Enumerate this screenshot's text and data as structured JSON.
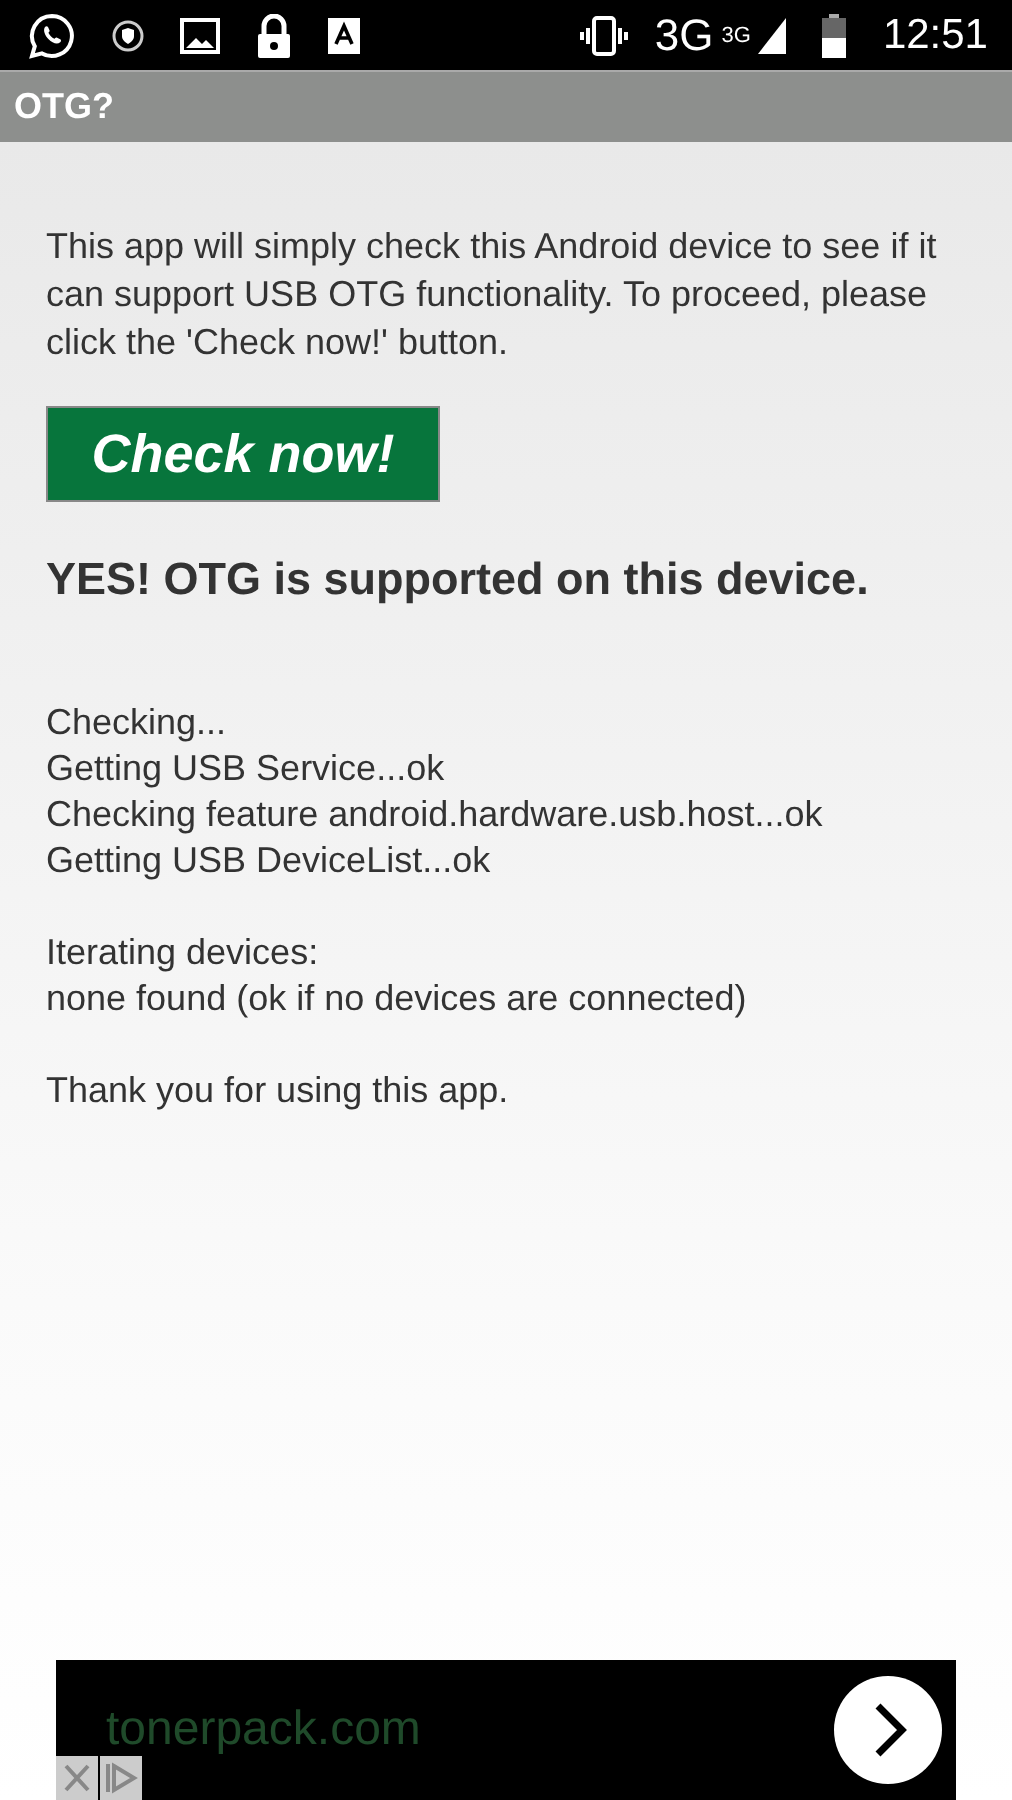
{
  "status_bar": {
    "network": "3G",
    "network_small": "3G",
    "time": "12:51"
  },
  "app_bar": {
    "title": "OTG?"
  },
  "intro": "This app will simply check this Android device to see if it can support USB OTG functionality. To proceed, please click the 'Check now!' button.",
  "check_button": "Check now!",
  "result": "YES! OTG is supported on this device.",
  "log_groups": [
    [
      "Checking...",
      "Getting USB Service...ok",
      "Checking feature android.hardware.usb.host...ok",
      "Getting USB DeviceList...ok"
    ],
    [
      "Iterating devices:",
      "none found (ok if no devices are connected)"
    ],
    [
      "Thank you for using this app."
    ]
  ],
  "ad": {
    "text": "tonerpack.com"
  }
}
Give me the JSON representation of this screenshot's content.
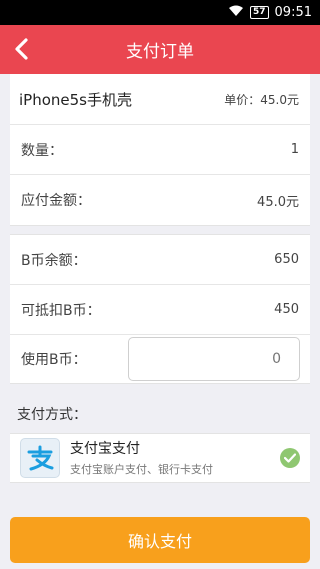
{
  "status_bar": {
    "battery": "57",
    "time": "09:51"
  },
  "header": {
    "title": "支付订单"
  },
  "product": {
    "name": "iPhone5s手机壳",
    "unit_price": "单价：45.0元"
  },
  "order": {
    "quantity_label": "数量：",
    "quantity_value": "1",
    "amount_label": "应付金额：",
    "amount_value": "45.0元"
  },
  "bcoin": {
    "balance_label": "B币余额：",
    "balance_value": "650",
    "deductible_label": "可抵扣B币：",
    "deductible_value": "450",
    "use_label": "使用B币：",
    "use_placeholder": "0"
  },
  "payment": {
    "section_title": "支付方式：",
    "method_name": "支付宝支付",
    "method_desc": "支付宝账户支付、银行卡支付"
  },
  "confirm_button": "确认支付",
  "colors": {
    "header": "#ea4650",
    "confirm": "#f8a01c",
    "check": "#8fc771"
  }
}
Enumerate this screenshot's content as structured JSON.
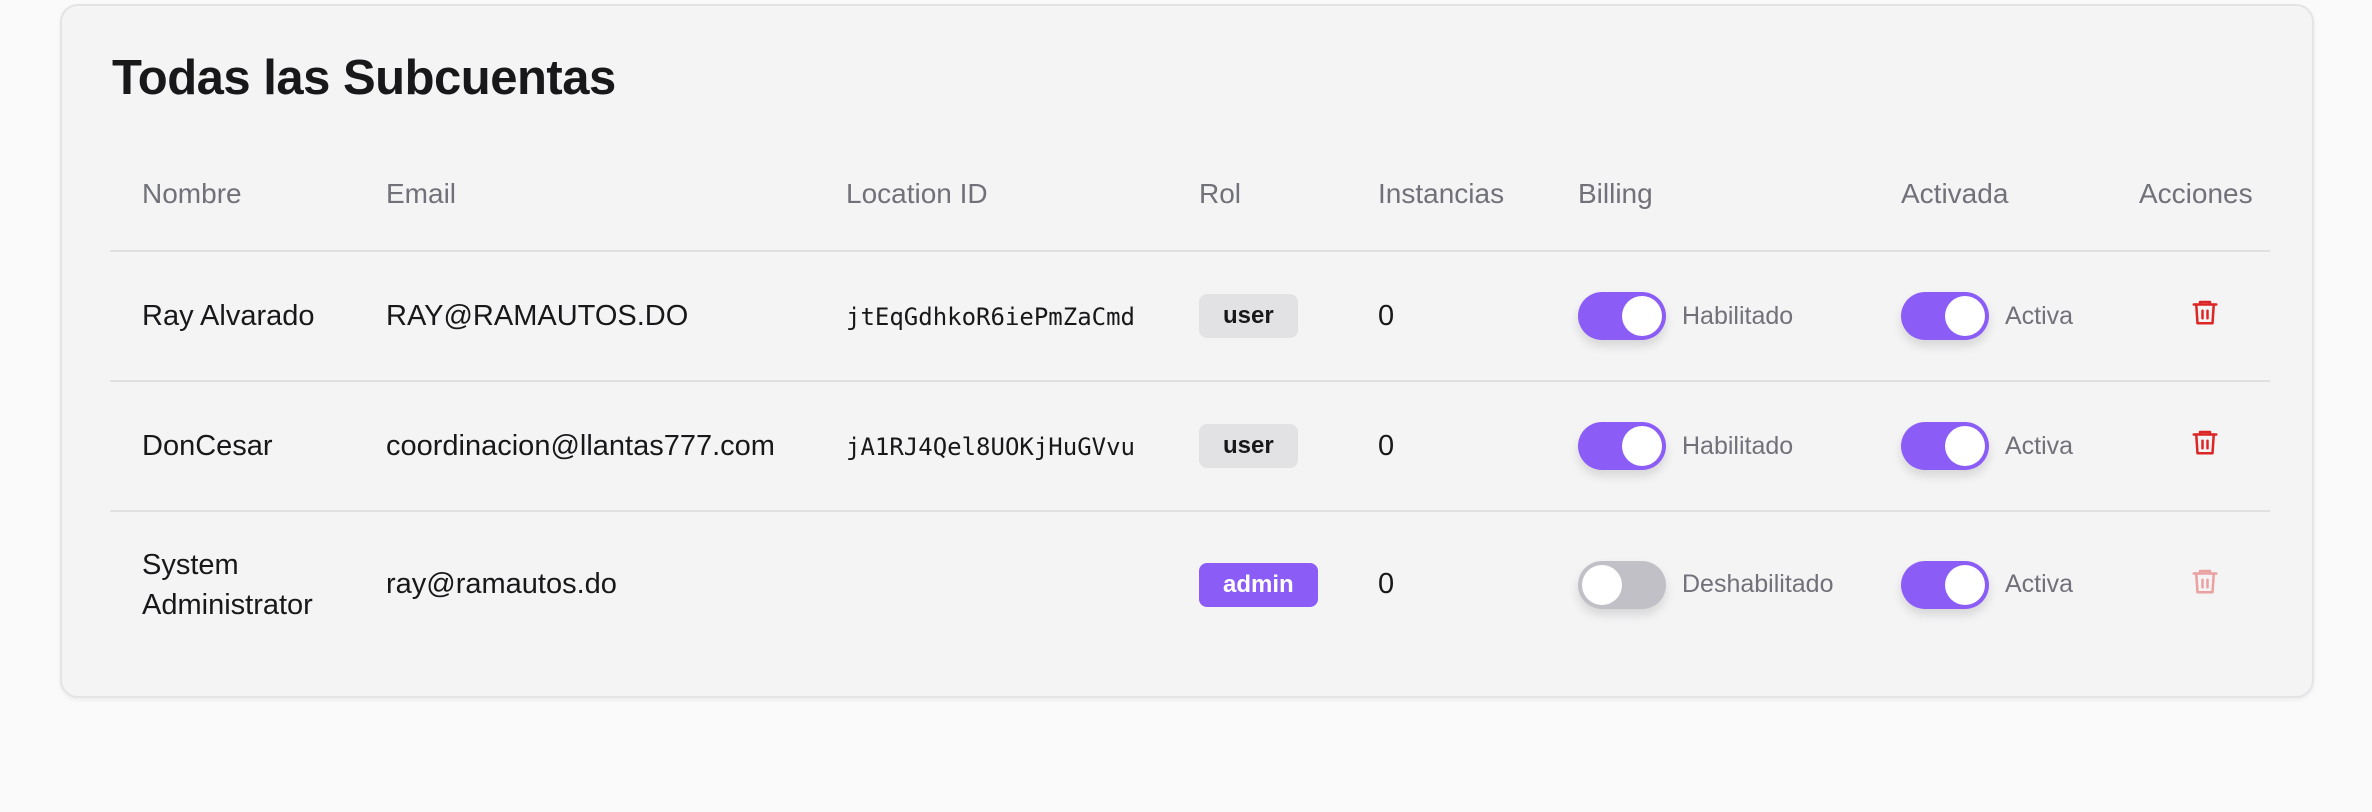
{
  "page": {
    "title": "Todas las Subcuentas"
  },
  "table": {
    "columns": [
      "Nombre",
      "Email",
      "Location ID",
      "Rol",
      "Instancias",
      "Billing",
      "Activada",
      "Acciones"
    ],
    "rows": [
      {
        "name": "Ray Alvarado",
        "email": "RAY@RAMAUTOS.DO",
        "location_id": "jtEqGdhkoR6iePmZaCmd",
        "role": "user",
        "instances": "0",
        "billing": {
          "on": true,
          "label": "Habilitado"
        },
        "activated": {
          "on": true,
          "label": "Activa"
        },
        "delete_enabled": true
      },
      {
        "name": "DonCesar",
        "email": "coordinacion@llantas777.com",
        "location_id": "jA1RJ4Qel8UOKjHuGVvu",
        "role": "user",
        "instances": "0",
        "billing": {
          "on": true,
          "label": "Habilitado"
        },
        "activated": {
          "on": true,
          "label": "Activa"
        },
        "delete_enabled": true
      },
      {
        "name": "System Administrator",
        "email": "ray@ramautos.do",
        "location_id": "",
        "role": "admin",
        "instances": "0",
        "billing": {
          "on": false,
          "label": "Deshabilitado"
        },
        "activated": {
          "on": true,
          "label": "Activa"
        },
        "delete_enabled": false
      }
    ]
  },
  "icons": {
    "delete": "trash-icon"
  },
  "colors": {
    "accent": "#8b5cf6",
    "danger": "#dc2626",
    "toggle_off": "#c0c0c6"
  }
}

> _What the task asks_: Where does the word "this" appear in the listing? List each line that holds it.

> _Reply to the task_:
Enumerate this screenshot's text and data as structured JSON.
  "intro": "This app will simply check this Android device to see if it can support USB OTG functionality. To proceed, please click the 'Check now!' button.",
  "result": "YES! OTG is supported on this device.",
      "Thank you for using this app."
Give me the JSON representation of this screenshot's content.
Enumerate this screenshot's content as structured JSON.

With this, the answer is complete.